Goal of the exercise:
Which lines of the data below contain "Medium"? Please show them all.

======== Data records ========

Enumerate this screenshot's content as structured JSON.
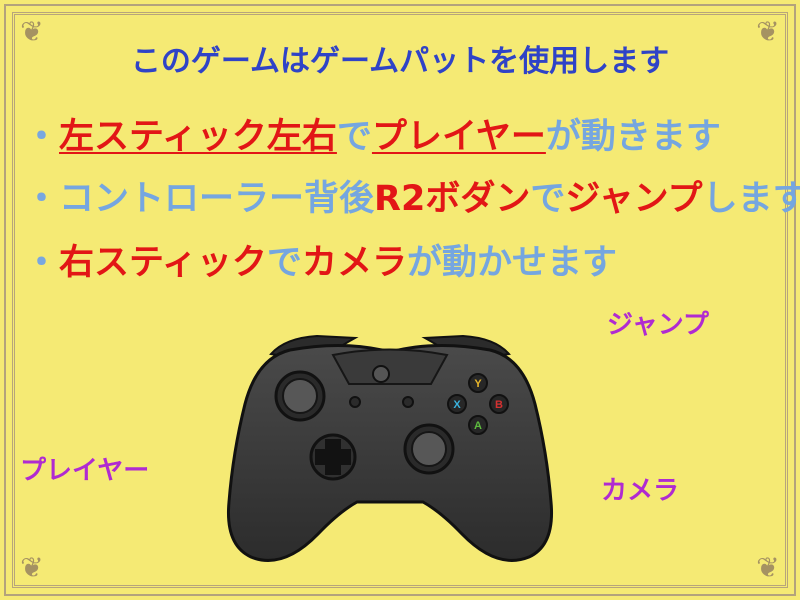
{
  "title": "このゲームはゲームパットを使用します",
  "instructions": [
    {
      "bullet": "・",
      "segments": [
        {
          "text": "左スティック左右",
          "style": "red-underline"
        },
        {
          "text": "で",
          "style": "blue"
        },
        {
          "text": "プレイヤー",
          "style": "red-underline"
        },
        {
          "text": "が動きます",
          "style": "blue"
        }
      ]
    },
    {
      "bullet": "・",
      "segments": [
        {
          "text": "コントローラー背後",
          "style": "blue"
        },
        {
          "text": "R2ボダン",
          "style": "red"
        },
        {
          "text": "で",
          "style": "blue"
        },
        {
          "text": "ジャンプ",
          "style": "red"
        },
        {
          "text": "します",
          "style": "blue"
        }
      ]
    },
    {
      "bullet": "・",
      "segments": [
        {
          "text": "右スティック",
          "style": "red"
        },
        {
          "text": "で",
          "style": "blue"
        },
        {
          "text": "カメラ",
          "style": "red"
        },
        {
          "text": "が動かせます",
          "style": "blue"
        }
      ]
    }
  ],
  "labels": {
    "jump": "ジャンプ",
    "player": "プレイヤー",
    "camera": "カメラ"
  },
  "controller": {
    "buttons": {
      "y": "Y",
      "b": "B",
      "a": "A",
      "x": "X"
    }
  },
  "colors": {
    "background": "#f5ea74",
    "title_blue": "#2f43c7",
    "text_blue": "#75a6e0",
    "text_red": "#e21616",
    "label_magenta": "#b02bd1",
    "border": "#b3a37c"
  }
}
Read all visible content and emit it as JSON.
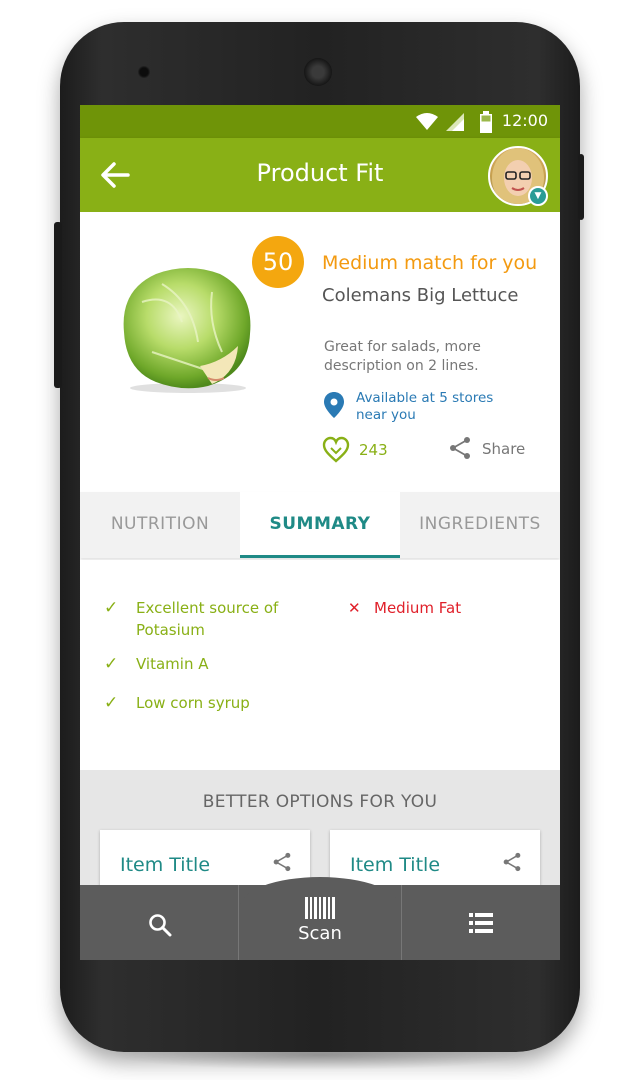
{
  "statusbar": {
    "time": "12:00"
  },
  "appbar": {
    "title": "Product Fit"
  },
  "product": {
    "score": "50",
    "match": "Medium match for you",
    "name": "Colemans Big Lettuce",
    "description": "Great for salads, more description on 2 lines.",
    "availability": "Available at 5 stores near you",
    "likes": "243",
    "share_label": "Share"
  },
  "tabs": [
    {
      "label": "NUTRITION",
      "active": false
    },
    {
      "label": "SUMMARY",
      "active": true
    },
    {
      "label": "INGREDIENTS",
      "active": false
    }
  ],
  "summary": {
    "positives": [
      "Excellent source of Potasium",
      "Vitamin A",
      "Low corn syrup"
    ],
    "negatives": [
      "Medium Fat"
    ]
  },
  "better_options": {
    "header": "BETTER OPTIONS FOR YOU",
    "cards": [
      {
        "title": "Item Title"
      },
      {
        "title": "Item Title"
      }
    ]
  },
  "bottom_nav": {
    "scan_label": "Scan"
  },
  "colors": {
    "brand_green": "#89b016",
    "status_green": "#6f9408",
    "accent_orange": "#f39a10",
    "teal": "#1f8a86",
    "negative_red": "#e0202a",
    "link_blue": "#2a7ab4"
  },
  "icons": [
    "back-arrow-icon",
    "wifi-icon",
    "signal-icon",
    "battery-icon",
    "map-pin-icon",
    "heart-icon",
    "share-icon",
    "check-icon",
    "cross-icon",
    "search-icon",
    "barcode-icon",
    "list-icon"
  ]
}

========

The answer:
    "match": "Medium match for you",
      "Medium Fat"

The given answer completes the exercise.